**WHAT IS NEEDED:** Filter the listing below, keeping only the lines with the word "Austin".

_ _ _ _

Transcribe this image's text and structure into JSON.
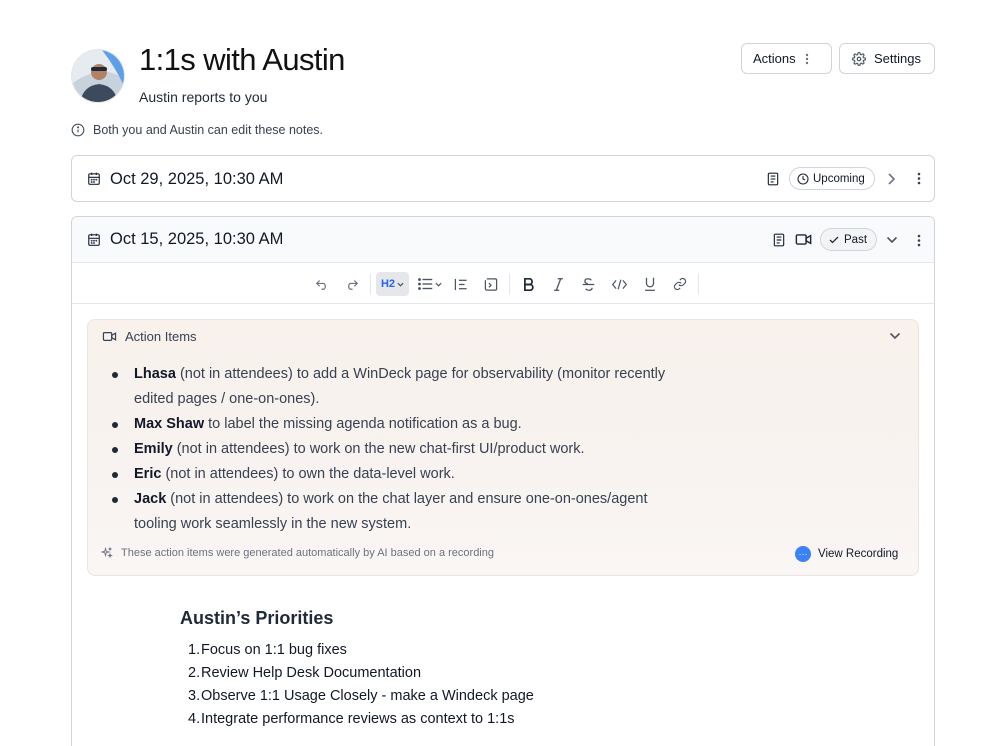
{
  "header": {
    "title": "1:1s with Austin",
    "subtitle": "Austin reports to you",
    "actions_label": "Actions",
    "settings_label": "Settings"
  },
  "info": {
    "text": "Both you and Austin can edit these notes."
  },
  "meetings": [
    {
      "date": "Oct 29, 2025, 10:30 AM",
      "status": "Upcoming"
    },
    {
      "date": "Oct 15, 2025, 10:30 AM",
      "status": "Past"
    }
  ],
  "toolbar": {
    "icons": [
      "undo-icon",
      "redo-icon",
      "heading-icon",
      "list-icon",
      "indent-icon",
      "block-icon",
      "bold-icon",
      "italic-icon",
      "strikethrough-icon",
      "code-icon",
      "underline-icon",
      "link-icon"
    ],
    "heading_label": "H2"
  },
  "action_items": {
    "title": "Action Items",
    "items": [
      {
        "name": "Lhasa",
        "text": " (not in attendees) to add a WinDeck page for observability (monitor recently edited pages / one-on-ones)."
      },
      {
        "name": "Max Shaw",
        "text": " to label the missing agenda notification as a bug."
      },
      {
        "name": "Emily",
        "text": " (not in attendees) to work on the new chat-first UI/product work."
      },
      {
        "name": "Eric",
        "text": " (not in attendees) to own the data-level work."
      },
      {
        "name": "Jack",
        "text": " (not in attendees) to work on the chat layer and ensure one-on-ones/agent tooling work seamlessly in the new system."
      }
    ],
    "footer": "These action items were generated automatically by AI based on a recording",
    "view_recording": "View Recording"
  },
  "priorities": {
    "title": "Austin’s Priorities",
    "items": [
      {
        "num": "1.",
        "text": "Focus on 1:1 bug fixes"
      },
      {
        "num": "2.",
        "text": "Review Help Desk Documentation"
      },
      {
        "num": "3.",
        "text": "Observe 1:1 Usage Closely - make a Windeck page"
      },
      {
        "num": "4.",
        "text": "Integrate performance reviews as context to 1:1s"
      }
    ]
  },
  "colors": {
    "accent": "#3b82f6",
    "ai_box_bg": "#f8f1ec",
    "heading_active": "#2563eb"
  }
}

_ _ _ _

**RESULT FOR THIS EXERCISE:**
    "title": "1:1s with Austin",
    "subtitle": "Austin reports to you",
    "text": "Both you and Austin can edit these notes."
    "title": "Austin’s Priorities",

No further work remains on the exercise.